Entries from a dataset of interfaces
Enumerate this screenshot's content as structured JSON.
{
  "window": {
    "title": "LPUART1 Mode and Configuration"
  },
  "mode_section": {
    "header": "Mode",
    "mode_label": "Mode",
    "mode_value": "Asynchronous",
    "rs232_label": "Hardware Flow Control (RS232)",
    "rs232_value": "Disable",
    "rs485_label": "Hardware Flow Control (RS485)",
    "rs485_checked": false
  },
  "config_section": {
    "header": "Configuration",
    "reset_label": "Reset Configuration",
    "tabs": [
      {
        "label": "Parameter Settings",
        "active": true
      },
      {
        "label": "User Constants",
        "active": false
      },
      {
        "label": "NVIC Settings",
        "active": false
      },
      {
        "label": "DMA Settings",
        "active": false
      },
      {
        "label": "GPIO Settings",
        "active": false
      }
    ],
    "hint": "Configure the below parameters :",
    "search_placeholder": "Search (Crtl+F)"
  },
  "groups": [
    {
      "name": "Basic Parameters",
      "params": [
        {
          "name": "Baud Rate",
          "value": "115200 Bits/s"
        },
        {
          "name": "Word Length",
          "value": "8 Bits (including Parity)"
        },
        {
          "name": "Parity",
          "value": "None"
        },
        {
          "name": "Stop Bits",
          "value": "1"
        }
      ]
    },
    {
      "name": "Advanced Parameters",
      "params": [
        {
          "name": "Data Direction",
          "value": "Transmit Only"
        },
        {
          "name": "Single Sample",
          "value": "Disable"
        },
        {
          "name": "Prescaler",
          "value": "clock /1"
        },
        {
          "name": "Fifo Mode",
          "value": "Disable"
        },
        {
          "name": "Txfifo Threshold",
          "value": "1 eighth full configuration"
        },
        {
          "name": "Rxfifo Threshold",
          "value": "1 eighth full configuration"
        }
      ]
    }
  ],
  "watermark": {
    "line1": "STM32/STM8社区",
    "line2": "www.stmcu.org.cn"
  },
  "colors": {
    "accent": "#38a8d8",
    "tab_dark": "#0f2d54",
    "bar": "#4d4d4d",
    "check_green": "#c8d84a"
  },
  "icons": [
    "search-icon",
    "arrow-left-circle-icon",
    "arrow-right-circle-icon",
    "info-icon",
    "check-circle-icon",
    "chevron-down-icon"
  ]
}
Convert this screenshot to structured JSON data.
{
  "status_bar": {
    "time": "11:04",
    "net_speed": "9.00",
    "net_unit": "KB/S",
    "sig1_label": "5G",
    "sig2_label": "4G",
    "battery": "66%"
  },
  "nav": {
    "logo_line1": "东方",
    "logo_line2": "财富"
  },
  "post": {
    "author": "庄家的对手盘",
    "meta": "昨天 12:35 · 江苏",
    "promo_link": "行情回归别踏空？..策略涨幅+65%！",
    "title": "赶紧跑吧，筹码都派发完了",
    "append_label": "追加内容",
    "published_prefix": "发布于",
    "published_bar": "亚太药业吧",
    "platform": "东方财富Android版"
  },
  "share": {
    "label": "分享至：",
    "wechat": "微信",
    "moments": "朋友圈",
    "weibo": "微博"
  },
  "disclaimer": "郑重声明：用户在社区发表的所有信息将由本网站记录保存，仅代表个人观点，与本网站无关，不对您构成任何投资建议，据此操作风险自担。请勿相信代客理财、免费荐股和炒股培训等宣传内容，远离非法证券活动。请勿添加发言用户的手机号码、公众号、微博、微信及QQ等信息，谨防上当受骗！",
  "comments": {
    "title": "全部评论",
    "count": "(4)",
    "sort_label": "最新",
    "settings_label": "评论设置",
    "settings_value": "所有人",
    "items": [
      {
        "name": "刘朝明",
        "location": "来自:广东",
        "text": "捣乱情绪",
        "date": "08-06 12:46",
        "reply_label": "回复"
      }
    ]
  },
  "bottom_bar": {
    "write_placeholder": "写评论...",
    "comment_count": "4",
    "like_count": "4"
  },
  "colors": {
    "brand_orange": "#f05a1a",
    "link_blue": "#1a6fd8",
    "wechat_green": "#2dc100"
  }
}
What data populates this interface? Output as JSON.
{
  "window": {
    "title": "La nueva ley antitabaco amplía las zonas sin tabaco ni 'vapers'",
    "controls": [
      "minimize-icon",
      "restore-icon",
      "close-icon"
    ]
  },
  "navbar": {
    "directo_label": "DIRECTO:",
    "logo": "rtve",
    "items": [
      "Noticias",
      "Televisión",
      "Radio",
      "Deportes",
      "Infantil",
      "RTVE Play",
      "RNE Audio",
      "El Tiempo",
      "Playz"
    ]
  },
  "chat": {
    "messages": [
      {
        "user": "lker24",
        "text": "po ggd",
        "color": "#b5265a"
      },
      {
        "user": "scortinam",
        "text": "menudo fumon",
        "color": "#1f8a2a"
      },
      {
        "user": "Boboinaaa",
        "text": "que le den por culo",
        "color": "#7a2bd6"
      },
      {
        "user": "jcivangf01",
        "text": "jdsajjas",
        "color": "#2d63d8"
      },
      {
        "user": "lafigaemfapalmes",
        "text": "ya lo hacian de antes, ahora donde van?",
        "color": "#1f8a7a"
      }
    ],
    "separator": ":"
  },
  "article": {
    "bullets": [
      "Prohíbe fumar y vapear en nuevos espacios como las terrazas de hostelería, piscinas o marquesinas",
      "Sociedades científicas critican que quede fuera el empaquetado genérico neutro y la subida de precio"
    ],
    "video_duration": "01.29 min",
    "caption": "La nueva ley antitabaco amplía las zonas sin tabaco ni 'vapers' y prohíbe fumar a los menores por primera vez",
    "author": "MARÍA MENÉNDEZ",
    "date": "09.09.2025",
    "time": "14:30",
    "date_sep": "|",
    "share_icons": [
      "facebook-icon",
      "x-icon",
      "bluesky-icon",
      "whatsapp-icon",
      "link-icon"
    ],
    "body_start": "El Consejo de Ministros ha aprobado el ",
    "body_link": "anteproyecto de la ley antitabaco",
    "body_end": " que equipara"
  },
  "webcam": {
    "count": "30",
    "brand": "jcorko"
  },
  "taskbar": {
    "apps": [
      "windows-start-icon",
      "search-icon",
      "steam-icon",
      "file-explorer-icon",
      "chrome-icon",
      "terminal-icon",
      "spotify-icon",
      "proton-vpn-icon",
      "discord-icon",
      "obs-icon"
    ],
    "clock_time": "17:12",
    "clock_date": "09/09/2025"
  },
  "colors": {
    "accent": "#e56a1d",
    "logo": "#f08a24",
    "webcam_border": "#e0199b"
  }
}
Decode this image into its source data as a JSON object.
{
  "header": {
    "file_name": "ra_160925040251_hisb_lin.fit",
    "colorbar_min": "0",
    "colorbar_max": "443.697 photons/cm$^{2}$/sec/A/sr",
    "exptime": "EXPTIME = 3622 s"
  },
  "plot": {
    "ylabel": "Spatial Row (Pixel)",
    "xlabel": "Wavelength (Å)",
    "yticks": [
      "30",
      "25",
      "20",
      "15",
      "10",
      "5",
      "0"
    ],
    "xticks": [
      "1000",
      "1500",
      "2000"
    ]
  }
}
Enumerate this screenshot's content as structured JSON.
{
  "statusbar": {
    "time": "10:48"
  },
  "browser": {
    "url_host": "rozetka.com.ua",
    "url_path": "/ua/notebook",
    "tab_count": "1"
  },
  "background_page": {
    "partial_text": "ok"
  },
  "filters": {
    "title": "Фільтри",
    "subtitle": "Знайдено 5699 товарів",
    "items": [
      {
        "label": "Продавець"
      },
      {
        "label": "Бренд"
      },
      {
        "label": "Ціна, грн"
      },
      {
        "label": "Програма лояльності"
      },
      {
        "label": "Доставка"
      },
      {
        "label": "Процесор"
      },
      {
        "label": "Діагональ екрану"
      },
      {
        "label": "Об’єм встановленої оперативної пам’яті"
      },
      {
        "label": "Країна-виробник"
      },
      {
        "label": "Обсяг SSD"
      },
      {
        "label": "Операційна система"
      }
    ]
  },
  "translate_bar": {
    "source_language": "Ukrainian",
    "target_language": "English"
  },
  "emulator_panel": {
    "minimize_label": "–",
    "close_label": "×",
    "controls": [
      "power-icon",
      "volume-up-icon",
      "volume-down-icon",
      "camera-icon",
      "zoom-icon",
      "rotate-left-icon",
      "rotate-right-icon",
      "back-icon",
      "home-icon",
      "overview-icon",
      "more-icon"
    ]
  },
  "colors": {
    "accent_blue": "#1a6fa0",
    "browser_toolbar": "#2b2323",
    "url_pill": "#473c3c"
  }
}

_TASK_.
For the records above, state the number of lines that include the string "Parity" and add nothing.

_FINAL ANSWER_.
2